Though confined to the Cedar Valley, I managed to satisfy my various cravings with a mix of cheap in-&-out meals (Jimmy Johns, Pita Pit, Hy-Vee Chinese) and quality please-be-seated meals. Tuesday I feasted at Steamboat Gardens, enjoying two 99¢ Tugboats and a cool draw of PBR (!!!), all for $3.72. Can’t beat that!

Tuesday felt like summer: hot and windy. I nearly fried myself reading out on the beach at George Wyth. I considered finishing Film Magic with a couple pours of Millstream on the deck at the Cypress but when I bicycled by there was a sign on the door stating they were closed for that day only for renovations. I resigned to the old stand-by, the Panther Lounge, for the rest of that evening.

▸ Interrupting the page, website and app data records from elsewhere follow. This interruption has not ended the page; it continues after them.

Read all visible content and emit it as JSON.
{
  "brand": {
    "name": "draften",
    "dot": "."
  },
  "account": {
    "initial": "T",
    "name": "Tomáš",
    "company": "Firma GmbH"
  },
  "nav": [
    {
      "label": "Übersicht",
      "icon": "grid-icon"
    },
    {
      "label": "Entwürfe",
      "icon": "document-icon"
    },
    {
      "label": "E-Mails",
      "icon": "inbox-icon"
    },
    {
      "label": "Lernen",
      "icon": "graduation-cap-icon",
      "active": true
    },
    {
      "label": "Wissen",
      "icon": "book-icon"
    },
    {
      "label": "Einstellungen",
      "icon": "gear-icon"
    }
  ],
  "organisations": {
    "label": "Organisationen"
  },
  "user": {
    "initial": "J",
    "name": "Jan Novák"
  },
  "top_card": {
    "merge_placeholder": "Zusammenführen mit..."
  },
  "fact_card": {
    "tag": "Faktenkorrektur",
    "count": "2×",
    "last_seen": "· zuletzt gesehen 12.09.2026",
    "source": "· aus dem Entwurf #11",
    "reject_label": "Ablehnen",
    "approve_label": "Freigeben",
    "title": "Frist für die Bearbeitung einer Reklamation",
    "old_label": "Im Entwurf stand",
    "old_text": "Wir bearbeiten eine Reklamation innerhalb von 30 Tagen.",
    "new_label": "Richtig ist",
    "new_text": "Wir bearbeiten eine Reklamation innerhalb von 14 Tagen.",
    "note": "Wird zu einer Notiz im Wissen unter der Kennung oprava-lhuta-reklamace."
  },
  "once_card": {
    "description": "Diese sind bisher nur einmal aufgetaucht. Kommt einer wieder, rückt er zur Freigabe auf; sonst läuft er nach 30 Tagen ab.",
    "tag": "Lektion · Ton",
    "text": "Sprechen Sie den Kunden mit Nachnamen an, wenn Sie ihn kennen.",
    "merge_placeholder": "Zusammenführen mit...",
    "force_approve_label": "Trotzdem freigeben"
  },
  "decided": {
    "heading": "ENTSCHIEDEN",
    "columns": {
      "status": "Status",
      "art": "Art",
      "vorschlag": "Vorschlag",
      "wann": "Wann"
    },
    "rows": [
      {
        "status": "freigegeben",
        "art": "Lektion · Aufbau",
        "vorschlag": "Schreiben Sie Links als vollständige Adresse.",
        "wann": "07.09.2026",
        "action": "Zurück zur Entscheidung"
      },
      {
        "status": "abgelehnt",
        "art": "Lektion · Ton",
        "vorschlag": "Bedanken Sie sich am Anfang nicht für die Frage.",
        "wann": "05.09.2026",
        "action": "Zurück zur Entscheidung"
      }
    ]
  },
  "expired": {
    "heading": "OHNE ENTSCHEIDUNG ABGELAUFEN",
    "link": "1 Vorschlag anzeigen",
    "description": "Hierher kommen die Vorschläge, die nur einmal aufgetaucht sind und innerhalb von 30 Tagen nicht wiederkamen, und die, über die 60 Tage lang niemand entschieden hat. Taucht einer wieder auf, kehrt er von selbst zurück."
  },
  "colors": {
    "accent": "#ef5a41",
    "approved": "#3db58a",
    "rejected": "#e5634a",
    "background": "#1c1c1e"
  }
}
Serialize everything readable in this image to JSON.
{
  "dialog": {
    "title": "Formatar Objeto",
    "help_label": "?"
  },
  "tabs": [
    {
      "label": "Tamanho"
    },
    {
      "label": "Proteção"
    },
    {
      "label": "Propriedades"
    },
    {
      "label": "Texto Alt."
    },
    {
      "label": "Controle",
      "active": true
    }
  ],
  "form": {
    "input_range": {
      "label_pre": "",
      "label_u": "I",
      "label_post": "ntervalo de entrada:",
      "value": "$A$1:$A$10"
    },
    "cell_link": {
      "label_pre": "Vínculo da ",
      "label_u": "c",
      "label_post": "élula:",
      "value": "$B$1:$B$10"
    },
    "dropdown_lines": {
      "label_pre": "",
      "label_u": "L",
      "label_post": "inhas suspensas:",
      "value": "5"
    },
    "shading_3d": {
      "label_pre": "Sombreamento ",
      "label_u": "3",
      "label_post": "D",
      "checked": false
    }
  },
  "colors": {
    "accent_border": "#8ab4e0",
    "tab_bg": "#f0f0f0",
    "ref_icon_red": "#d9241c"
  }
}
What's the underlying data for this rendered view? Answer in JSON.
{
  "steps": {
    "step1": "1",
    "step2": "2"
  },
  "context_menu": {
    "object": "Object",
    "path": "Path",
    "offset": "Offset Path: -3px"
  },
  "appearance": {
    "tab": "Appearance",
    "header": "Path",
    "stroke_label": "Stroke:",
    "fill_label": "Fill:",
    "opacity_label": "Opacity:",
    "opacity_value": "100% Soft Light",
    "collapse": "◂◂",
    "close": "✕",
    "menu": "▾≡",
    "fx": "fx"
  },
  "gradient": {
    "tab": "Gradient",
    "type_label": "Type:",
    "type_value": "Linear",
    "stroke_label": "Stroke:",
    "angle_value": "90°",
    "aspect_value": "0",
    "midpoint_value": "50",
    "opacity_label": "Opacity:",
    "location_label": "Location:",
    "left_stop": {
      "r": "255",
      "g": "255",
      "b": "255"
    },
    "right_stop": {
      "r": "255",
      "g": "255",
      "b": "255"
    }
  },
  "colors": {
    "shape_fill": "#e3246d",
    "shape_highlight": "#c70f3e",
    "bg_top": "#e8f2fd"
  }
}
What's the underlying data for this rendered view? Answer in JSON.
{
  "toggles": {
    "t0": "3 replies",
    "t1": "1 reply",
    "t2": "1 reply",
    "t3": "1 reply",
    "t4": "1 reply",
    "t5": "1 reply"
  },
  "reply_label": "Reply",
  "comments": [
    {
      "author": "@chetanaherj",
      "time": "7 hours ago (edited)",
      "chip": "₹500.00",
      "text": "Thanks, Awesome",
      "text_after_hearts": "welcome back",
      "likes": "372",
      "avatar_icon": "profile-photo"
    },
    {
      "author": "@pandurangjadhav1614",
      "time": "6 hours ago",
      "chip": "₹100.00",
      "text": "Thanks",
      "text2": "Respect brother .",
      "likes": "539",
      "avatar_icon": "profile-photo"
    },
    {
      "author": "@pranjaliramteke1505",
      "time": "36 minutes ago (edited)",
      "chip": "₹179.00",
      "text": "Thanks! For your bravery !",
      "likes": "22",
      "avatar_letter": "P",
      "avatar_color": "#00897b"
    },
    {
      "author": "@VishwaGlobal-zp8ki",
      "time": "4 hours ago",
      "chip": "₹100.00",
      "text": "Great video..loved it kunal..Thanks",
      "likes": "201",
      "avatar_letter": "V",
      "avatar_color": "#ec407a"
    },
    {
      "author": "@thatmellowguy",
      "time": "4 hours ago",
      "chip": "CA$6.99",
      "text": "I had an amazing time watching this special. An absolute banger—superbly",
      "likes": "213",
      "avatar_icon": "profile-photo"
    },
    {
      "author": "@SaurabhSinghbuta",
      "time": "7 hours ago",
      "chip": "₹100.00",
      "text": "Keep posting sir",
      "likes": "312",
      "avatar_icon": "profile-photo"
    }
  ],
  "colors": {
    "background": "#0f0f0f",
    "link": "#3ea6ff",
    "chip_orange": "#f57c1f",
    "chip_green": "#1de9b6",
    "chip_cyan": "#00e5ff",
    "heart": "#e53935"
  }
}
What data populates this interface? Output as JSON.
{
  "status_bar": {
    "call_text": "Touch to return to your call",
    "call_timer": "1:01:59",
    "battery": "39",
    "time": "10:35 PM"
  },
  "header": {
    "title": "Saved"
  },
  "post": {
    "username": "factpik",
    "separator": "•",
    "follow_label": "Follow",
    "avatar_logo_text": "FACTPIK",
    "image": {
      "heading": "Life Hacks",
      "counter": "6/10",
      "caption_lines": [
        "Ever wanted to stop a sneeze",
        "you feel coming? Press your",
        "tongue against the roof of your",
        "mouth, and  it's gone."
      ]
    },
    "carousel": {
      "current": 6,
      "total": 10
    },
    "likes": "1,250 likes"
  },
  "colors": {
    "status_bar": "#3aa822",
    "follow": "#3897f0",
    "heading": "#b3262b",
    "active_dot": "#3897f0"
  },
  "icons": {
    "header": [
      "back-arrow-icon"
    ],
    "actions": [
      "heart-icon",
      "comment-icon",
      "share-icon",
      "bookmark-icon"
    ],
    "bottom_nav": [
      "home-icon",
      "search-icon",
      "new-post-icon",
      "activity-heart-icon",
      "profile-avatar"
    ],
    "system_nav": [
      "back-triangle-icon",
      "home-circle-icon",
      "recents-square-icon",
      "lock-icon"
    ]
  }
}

Wednesday I joined Sharina at Wasabi, the 1st St Hibachi restaurant, where we enjoyed scrumptious crunchy roles, red snapper and (types of sushi) for the criminally low price of $13. Thursday I dined at Rudy’s Tacos and kicked back with a couple cocktails in the Lava Lounge. Friday felt like autumn; nice and cool thanks to an overnight storm.

I finally subscribed to an online movie site – Hulu Plus, which offered a free one-month trial service. I went with Hulu over Netflix (for now) as Hulu has a bevy of Criterion films in their catalog, many of which I have wanted to see for years. Over my nine days off I watched Picnic at Hanging Rock, L’Atalante, Pandora’s Box, The Match Factory Girl, The Earrings of Madam de…, An Autumn Afternoon, Floating Weeds and The Only Son. All are great movies! The last three were made by Yasujiro Ozu, who also made Tokyo Story and Late Spring, which I’ve already seen and love both.

Saturday I joined Swestka at Highland Park for a revival of the old-time block parties they used to have each year. Joyce organized it and Dan manned the grills. Checker and the Bluetones provided quality live music. Joyce had asked Ben and I to man the beer kegs from 8:30-9:30pm but they had both been tapped out before our shift began. We helped tear down and spent the rest of the evening at the Ankrum’s, polishing off the remaining beer and burger patties and wrestling with their dogs.